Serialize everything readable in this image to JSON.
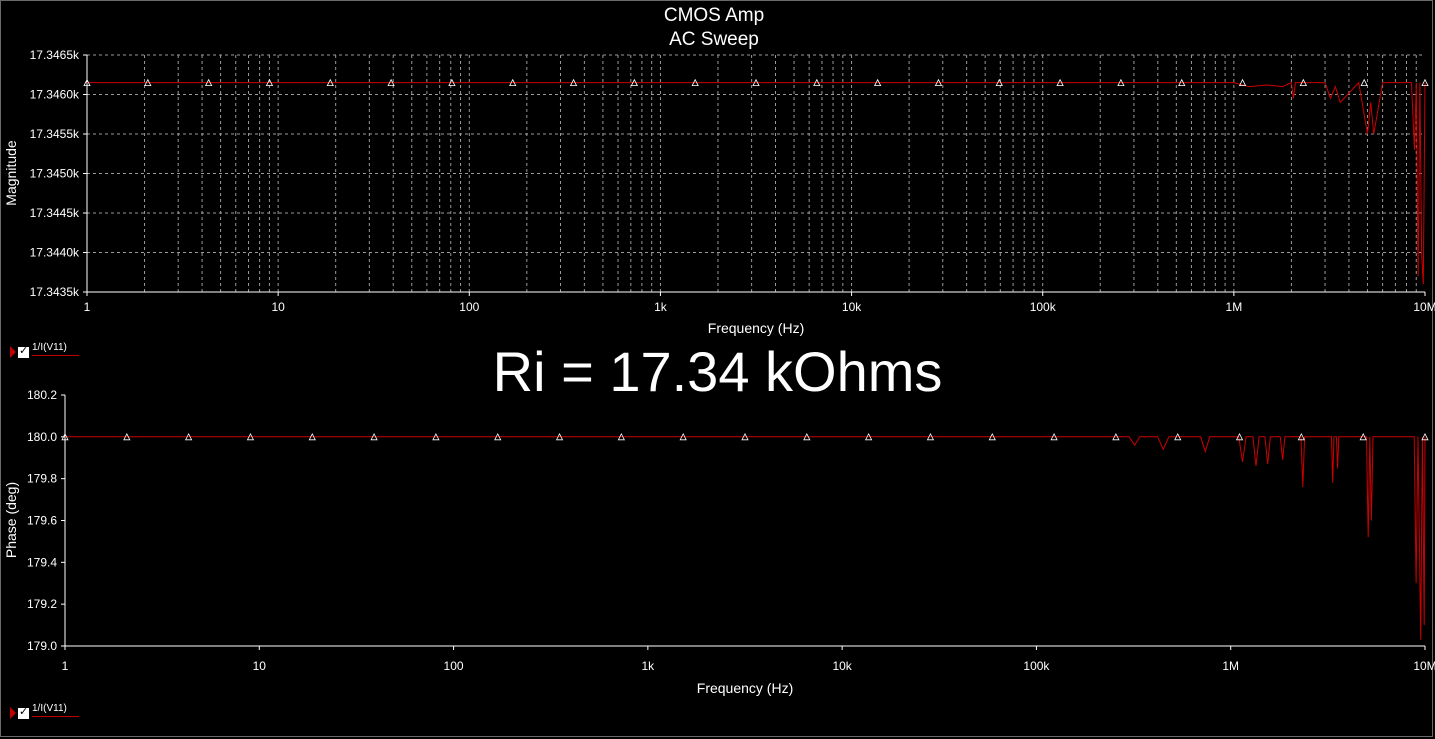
{
  "window": {
    "title_line1": "CMOS Amp",
    "title_line2": "AC Sweep"
  },
  "annotation": "Ri = 17.34 kOhms",
  "legend": {
    "label": "1/I(V11)"
  },
  "colors": {
    "trace": "#cc0000",
    "grid": "#9a9a9a",
    "background": "#000000",
    "text": "#ffffff"
  },
  "chart_data": [
    {
      "type": "line",
      "xscale": "log",
      "xlim": [
        1,
        10000000
      ],
      "xticks": [
        "1",
        "10",
        "100",
        "1k",
        "10k",
        "100k",
        "1M",
        "10M"
      ],
      "xlabel": "Frequency (Hz)",
      "ylabel": "Magnitude",
      "ylim": [
        17343.5,
        17346.5
      ],
      "yticks": [
        "17.3435k",
        "17.3440k",
        "17.3445k",
        "17.3450k",
        "17.3455k",
        "17.3460k",
        "17.3465k"
      ],
      "grid": true,
      "series": [
        {
          "name": "1/I(V11)",
          "x": [
            1,
            1000000,
            1200000,
            1500000,
            1800000,
            2000000,
            2050000,
            2100000,
            3000000,
            3200000,
            3400000,
            3600000,
            4500000,
            5000000,
            5200000,
            5400000,
            6000000,
            8500000,
            8800000,
            9000000,
            9200000,
            9400000,
            9600000,
            9800000,
            10000000
          ],
          "y": [
            17346.15,
            17346.15,
            17346.1,
            17346.12,
            17346.1,
            17346.15,
            17345.95,
            17346.15,
            17346.15,
            17345.95,
            17346.1,
            17345.9,
            17346.15,
            17345.5,
            17345.9,
            17345.5,
            17346.15,
            17346.15,
            17345.3,
            17346.15,
            17343.7,
            17346.15,
            17344.0,
            17343.6,
            17346.15
          ]
        }
      ]
    },
    {
      "type": "line",
      "xscale": "log",
      "xlim": [
        1,
        10000000
      ],
      "xticks": [
        "1",
        "10",
        "100",
        "1k",
        "10k",
        "100k",
        "1M",
        "10M"
      ],
      "xlabel": "Frequency (Hz)",
      "ylabel": "Phase (deg)",
      "ylim": [
        179.0,
        180.2
      ],
      "yticks": [
        "179.0",
        "179.2",
        "179.4",
        "179.6",
        "179.8",
        "180.0",
        "180.2"
      ],
      "grid": false,
      "series": [
        {
          "name": "1/I(V11)",
          "x": [
            1,
            300000,
            320000,
            340000,
            420000,
            450000,
            480000,
            700000,
            740000,
            780000,
            1100000,
            1150000,
            1200000,
            1300000,
            1350000,
            1400000,
            1500000,
            1550000,
            1600000,
            1800000,
            1850000,
            1900000,
            2300000,
            2350000,
            2400000,
            3300000,
            3350000,
            3400000,
            3500000,
            3550000,
            3600000,
            5000000,
            5100000,
            5200000,
            5300000,
            5400000,
            8800000,
            9000000,
            9200000,
            9500000,
            9700000,
            9900000,
            10000000
          ],
          "y": [
            180.0,
            180.0,
            179.96,
            180.0,
            180.0,
            179.94,
            180.0,
            180.0,
            179.93,
            180.0,
            180.0,
            179.88,
            180.0,
            180.0,
            179.86,
            180.0,
            180.0,
            179.87,
            180.0,
            180.0,
            179.89,
            180.0,
            180.0,
            179.76,
            180.0,
            180.0,
            179.78,
            180.0,
            180.0,
            179.85,
            180.0,
            180.0,
            179.52,
            180.0,
            179.6,
            180.0,
            180.0,
            179.3,
            180.0,
            179.03,
            180.0,
            179.1,
            180.0
          ]
        }
      ]
    }
  ]
}
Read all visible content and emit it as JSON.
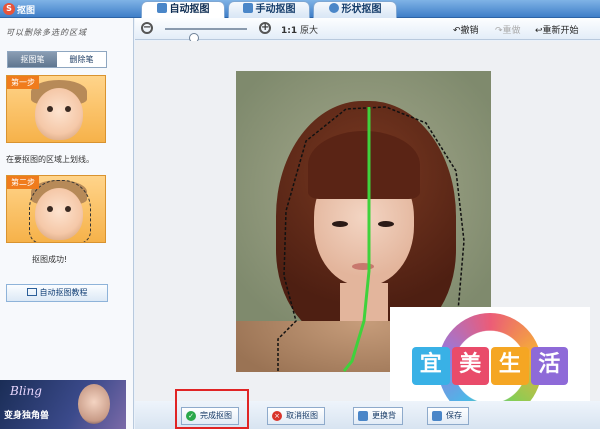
{
  "app": {
    "title": "抠图",
    "logo_letter": "S"
  },
  "tabs": [
    {
      "label": "自动抠图",
      "active": true,
      "icon": "brush-icon"
    },
    {
      "label": "手动抠图",
      "active": false,
      "icon": "pen-icon"
    },
    {
      "label": "形状抠图",
      "active": false,
      "icon": "shape-icon"
    }
  ],
  "sidebar": {
    "hint": "可以删除多选的区域",
    "brush_tabs": [
      {
        "label": "抠图笔",
        "active": true
      },
      {
        "label": "删除笔",
        "active": false
      }
    ],
    "steps": [
      {
        "badge": "第一步",
        "desc": "在要抠图的区域上划线。"
      },
      {
        "badge": "第二步",
        "desc": "抠图成功!"
      }
    ],
    "tutorial_label": "自动抠图教程"
  },
  "ad": {
    "brand": "Bling",
    "text": "变身独角兽"
  },
  "toolbar": {
    "zoom_ratio": "1:1",
    "zoom_label": "原大",
    "zoom_level": 0.35,
    "undo": "撤销",
    "redo": "重做",
    "reset": "重新开始"
  },
  "overlay": {
    "chars": [
      "宜",
      "美",
      "生",
      "活"
    ],
    "colors": [
      "#39b1e6",
      "#e94b6a",
      "#f5a623",
      "#8e6ad8"
    ]
  },
  "bottom": {
    "done": "完成抠图",
    "cancel": "取消抠图",
    "change_bg": "更换背",
    "save": "保存"
  },
  "colors": {
    "accent": "#3f7ec8",
    "highlight": "#e02424",
    "done_icon": "#2aa84a",
    "cancel_icon": "#d9342b"
  }
}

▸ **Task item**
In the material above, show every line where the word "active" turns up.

▸ **Task output**
      "active": true,
      "active": false,
      "active": false,
        "active": true
        "active": false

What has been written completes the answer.